This kind of perceptive and personal insight comes from very thoughtful and well-researched interviews by director AJ Eaton and the film’s producer, rock critic-turned-filmmaker Cameron Crowe. They discuss all sorts of aspects of Crosby’s life; his childhood, time in The Byrds, Crosby Stills & Nash and Crosby Stills Nash & Young (Crosby insists here that the last two groups are very different as far as he is concerned), his trouble with addictions, politics and his anti-war stance, his love of sailing, the women in his life and his inability to commit to most, his relationships with his musical contemporaries (he seems to have particularly disliked Jim Morrison), performing at Woodstock, being sober, making music and touring as an aging man.
As Crosby points out, he is the only one of the members of Crosby Stills Nash & Young who never had a big solo hit.
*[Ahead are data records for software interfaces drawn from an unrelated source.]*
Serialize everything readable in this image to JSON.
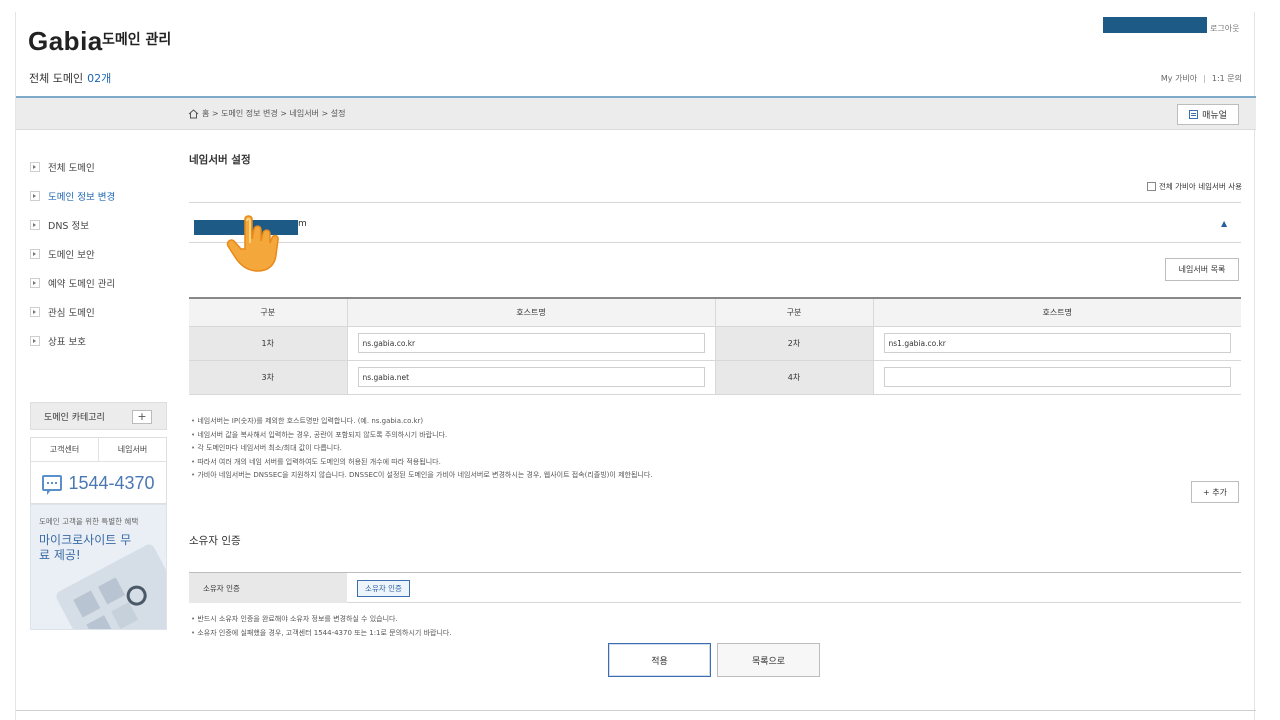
{
  "header": {
    "logo": "Gabia",
    "logo_sub": "도메인 관리",
    "total_label": "전체 도메인",
    "total_count": "02개",
    "logout": "로그아웃",
    "my_gabia": "My 가비아",
    "util_sep": "|",
    "inquiry": "1:1 문의"
  },
  "breadcrumb": {
    "text": "홈 > 도메인 정보 변경 > 네임서버 > 설정",
    "manual_label": "매뉴얼"
  },
  "sidebar": {
    "items": [
      {
        "label": "전체 도메인"
      },
      {
        "label": "도메인 정보 변경"
      },
      {
        "label": "DNS 정보"
      },
      {
        "label": "도메인 보안"
      },
      {
        "label": "예약 도메인 관리"
      },
      {
        "label": "관심 도메인"
      },
      {
        "label": "상표 보호"
      }
    ],
    "category_label": "도메인 카테고리",
    "category_plus": "+",
    "help_tabs": [
      "고객센터",
      "네임서버"
    ],
    "phone": "1544-4370",
    "promo_small": "도메인 고객을 위한 특별한 혜택",
    "promo_big": "마이크로사이트 무료 제공!"
  },
  "main": {
    "title": "네임서버 설정",
    "all_ns_label": "전체 가비아 네임서버 사용",
    "domain_tail": "m",
    "collapse_icon": "▲",
    "ns_list_button": "네임서버 목록",
    "table": {
      "headers": [
        "구분",
        "호스트명",
        "구분",
        "호스트명"
      ],
      "rows": [
        {
          "label_a": "1차",
          "host_a": "ns.gabia.co.kr",
          "label_b": "2차",
          "host_b": "ns1.gabia.co.kr"
        },
        {
          "label_a": "3차",
          "host_a": "ns.gabia.net",
          "label_b": "4차",
          "host_b": ""
        }
      ]
    },
    "notes": [
      "네임서버는 IP(숫자)를 제외한 호스트명만 입력합니다. (예. ns.gabia.co.kr)",
      "네임서버 값을 복사해서 입력하는 경우, 공란이 포함되지 않도록 주의하시기 바랍니다.",
      "각 도메인마다 네임서버 최소/최대 값이 다릅니다.",
      "따라서 여러 개의 네임 서버를 입력하여도 도메인의 허용된 개수에 따라 적용됩니다.",
      "가비아 네임서버는 DNSSEC을 지원하지 않습니다. DNSSEC이 설정된 도메인을 가비아 네임서버로 변경하시는 경우, 웹사이트 접속(리졸빙)이 제한됩니다."
    ],
    "add_button": "+ 추가",
    "owner_title": "소유자 인증",
    "owner_label": "소유자 인증",
    "owner_button": "소유자 인증",
    "owner_notes": [
      "반드시 소유자 인증을 완료해야 소유자 정보를 변경하실 수 있습니다.",
      "소유자 인증에 실패했을 경우, 고객센터 1544-4370 또는 1:1로 문의하시기 바랍니다."
    ],
    "apply_button": "적용",
    "list_button": "목록으로"
  },
  "colors": {
    "accent": "#1d66b0",
    "redaction": "#1e5a86",
    "header_line": "#7fa9c9"
  }
}
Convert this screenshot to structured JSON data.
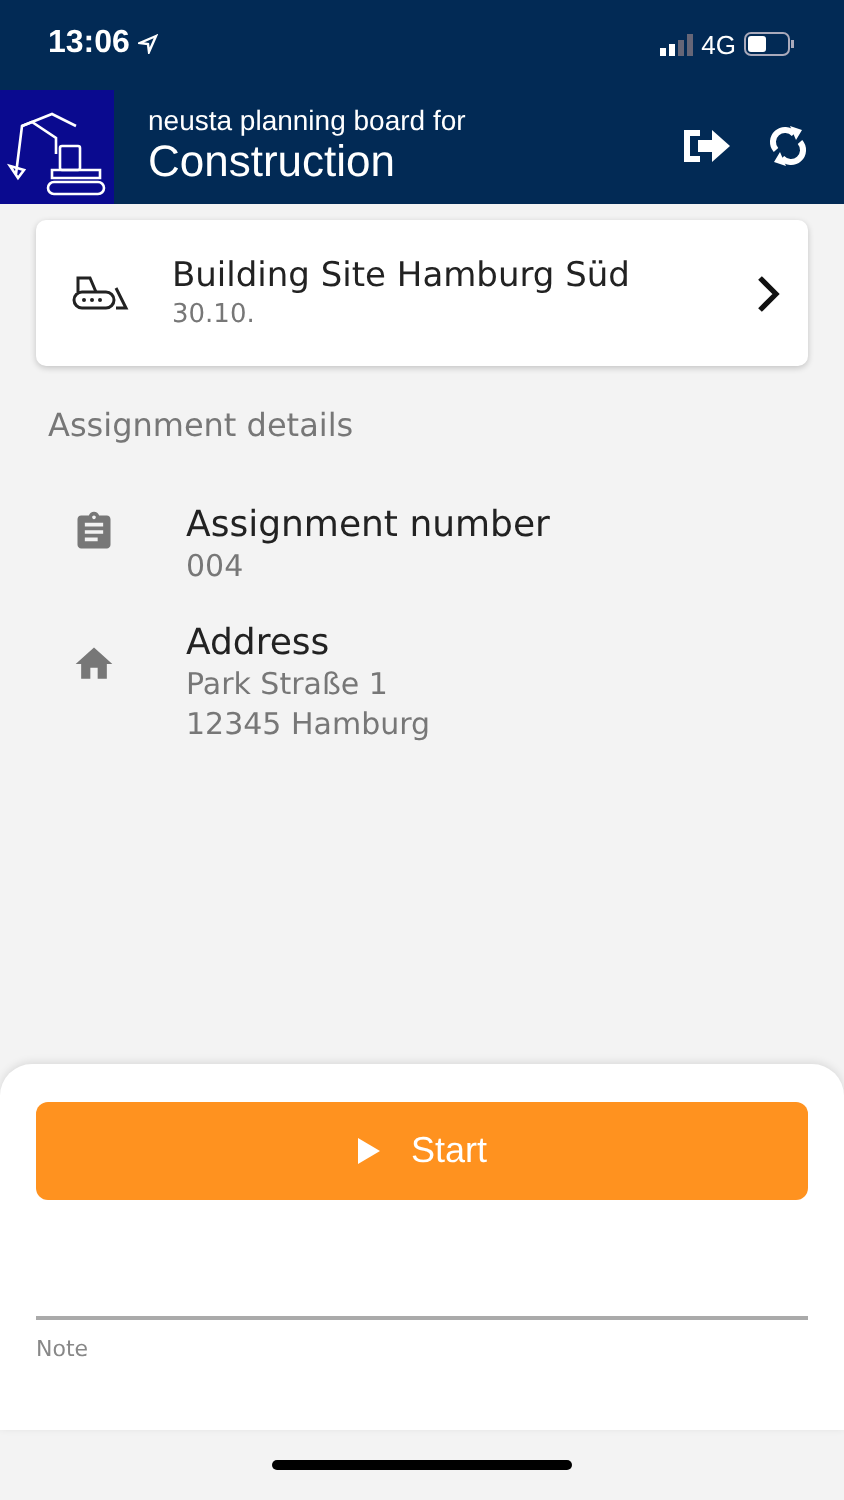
{
  "status_bar": {
    "time": "13:06",
    "network": "4G"
  },
  "header": {
    "subtitle": "neusta planning board for",
    "title": "Construction"
  },
  "site_card": {
    "name": "Building Site Hamburg Süd",
    "date": "30.10."
  },
  "section_title": "Assignment details",
  "details": [
    {
      "kind": "clipboard",
      "label": "Assignment number",
      "lines": [
        "004"
      ]
    },
    {
      "kind": "home",
      "label": "Address",
      "lines": [
        "Park Straße 1",
        "12345 Hamburg"
      ]
    }
  ],
  "start_button": {
    "label": "Start"
  },
  "note_field": {
    "label": "Note"
  }
}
Also, it is rare that his songs were released as singles in the band. (His best known CSN songs were “Guinnevere,” “Almost Cut My Hair,” “Long Time Gone,” “Delta” and “Wooden Ships,” a co-write with Stills and Jefferson Airplane/Starship member Paul Kantner. None of those were hits.) And yet, at this point he is as active in recording and making as memorable music as any of them.
But mostly, you get the feeling that Crosby’s greatest regret is losing some of his best friends.
The chasm is so wide that the filmmakers could only use archival footage of Graham Nash and Neil Young discussing their lives with Crosby – and there are no quotes at all from Stephen Stills. (In fact, Stills is barely even mentioned here, though he is shown in a good amount of the pictures and archival footage.) As four men who have meant so much in each other’s lives, it’s sad that the filmmakers could not get any new interviews with Crosby’s former bandmates. Roger McGuinn and Chris Hillman of the Byrds, who also have their share of bad blood with Crosby, were willing to talk about him on the record here.
In fairness, Crosby takes most of the blame for the rifts. He knows he has a temper. He knows he does and says bad things. He doesn’t blame them for being angry at him. “All of the main guys that I made music with won’t even talk to me,” he tells producer Crowe, who first interviewed Crosby in 1974. “All of them. One of them hating my guts could be an accident. McGuinn, Nash, Neil and Stephen all really dislike me strongly.”
He seems to want to try to patch things up but does not know how. Graham Nash, in an interview with Paul Shaffer for Sirius XM which is excerpted here, seems to feel the same way, but worries it may be too late. Crosby Stills Nash & Young were four voices in perfect harmony, but four men who were eventually out of synch.
David Crosby has done a lot of good and a lot of bad in his life. No one is perfect, and he has been particularly imperfect. However, that is what makes Remember My Name so fascinating. David Crosby doesn’t lie, doesn’t deflect, and obviously is trying to be a better man. That makes this warts-and-all bio rather inspirational.
Jay S. Jacobs
Copyright ©2019 PopEntertainment.com. All rights reserved. Posted: August 2, 2019.